> _ACTION ITEM_:
Return the data word for word. Pictures are to be omitted.

> _INFORMATION_:

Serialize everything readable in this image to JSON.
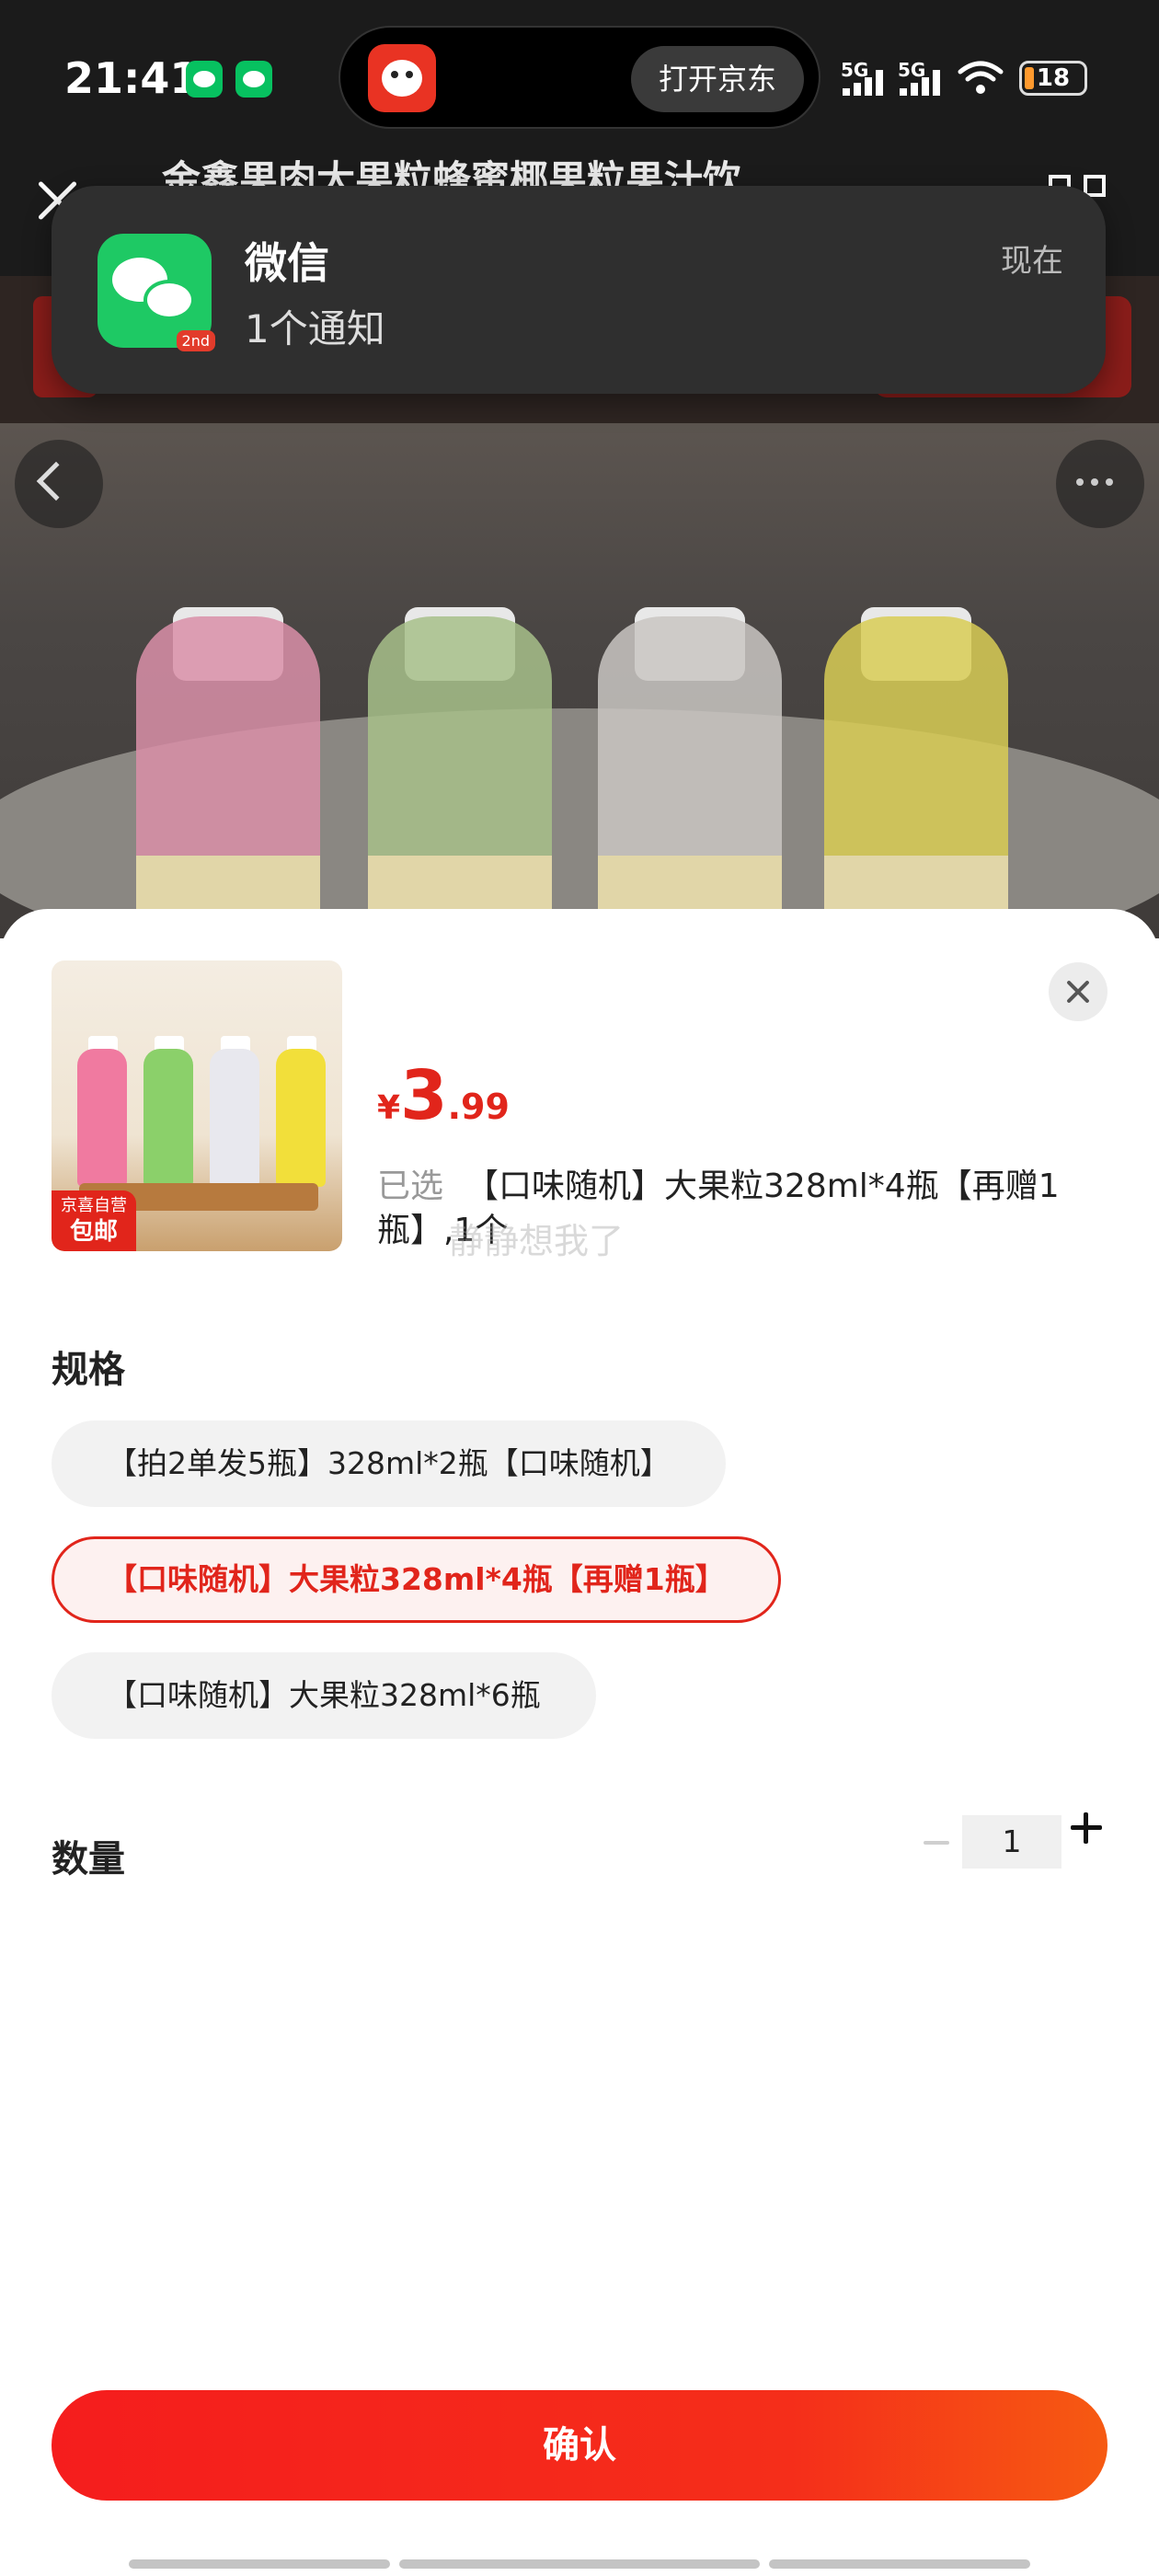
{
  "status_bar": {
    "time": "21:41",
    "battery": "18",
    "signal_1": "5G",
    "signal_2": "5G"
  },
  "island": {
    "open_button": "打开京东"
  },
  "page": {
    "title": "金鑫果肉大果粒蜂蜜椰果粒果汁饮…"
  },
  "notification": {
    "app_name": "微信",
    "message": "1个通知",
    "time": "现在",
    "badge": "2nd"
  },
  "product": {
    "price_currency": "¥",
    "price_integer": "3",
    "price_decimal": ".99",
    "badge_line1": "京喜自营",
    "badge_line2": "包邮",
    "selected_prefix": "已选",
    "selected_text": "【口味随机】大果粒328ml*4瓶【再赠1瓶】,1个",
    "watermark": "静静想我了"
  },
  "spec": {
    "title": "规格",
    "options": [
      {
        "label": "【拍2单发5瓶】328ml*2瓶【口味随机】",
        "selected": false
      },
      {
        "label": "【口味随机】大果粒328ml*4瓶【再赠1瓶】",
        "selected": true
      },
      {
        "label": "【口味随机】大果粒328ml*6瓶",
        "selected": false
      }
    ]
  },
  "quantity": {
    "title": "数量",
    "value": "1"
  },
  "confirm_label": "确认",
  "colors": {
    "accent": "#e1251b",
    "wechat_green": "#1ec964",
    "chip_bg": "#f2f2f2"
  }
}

> _EXERCISE SOLUTION_:
Serialize everything readable in this image to JSON.
{
  "status_bar": {
    "time": "21:41",
    "battery": "18",
    "signal_1": "5G",
    "signal_2": "5G"
  },
  "island": {
    "open_button": "打开京东"
  },
  "page": {
    "title": "金鑫果肉大果粒蜂蜜椰果粒果汁饮…"
  },
  "notification": {
    "app_name": "微信",
    "message": "1个通知",
    "time": "现在",
    "badge": "2nd"
  },
  "product": {
    "price_currency": "¥",
    "price_integer": "3",
    "price_decimal": ".99",
    "badge_line1": "京喜自营",
    "badge_line2": "包邮",
    "selected_prefix": "已选",
    "selected_text": "【口味随机】大果粒328ml*4瓶【再赠1瓶】,1个",
    "watermark": "静静想我了"
  },
  "spec": {
    "title": "规格",
    "options": [
      {
        "label": "【拍2单发5瓶】328ml*2瓶【口味随机】",
        "selected": false
      },
      {
        "label": "【口味随机】大果粒328ml*4瓶【再赠1瓶】",
        "selected": true
      },
      {
        "label": "【口味随机】大果粒328ml*6瓶",
        "selected": false
      }
    ]
  },
  "quantity": {
    "title": "数量",
    "value": "1"
  },
  "confirm_label": "确认",
  "colors": {
    "accent": "#e1251b",
    "wechat_green": "#1ec964",
    "chip_bg": "#f2f2f2"
  }
}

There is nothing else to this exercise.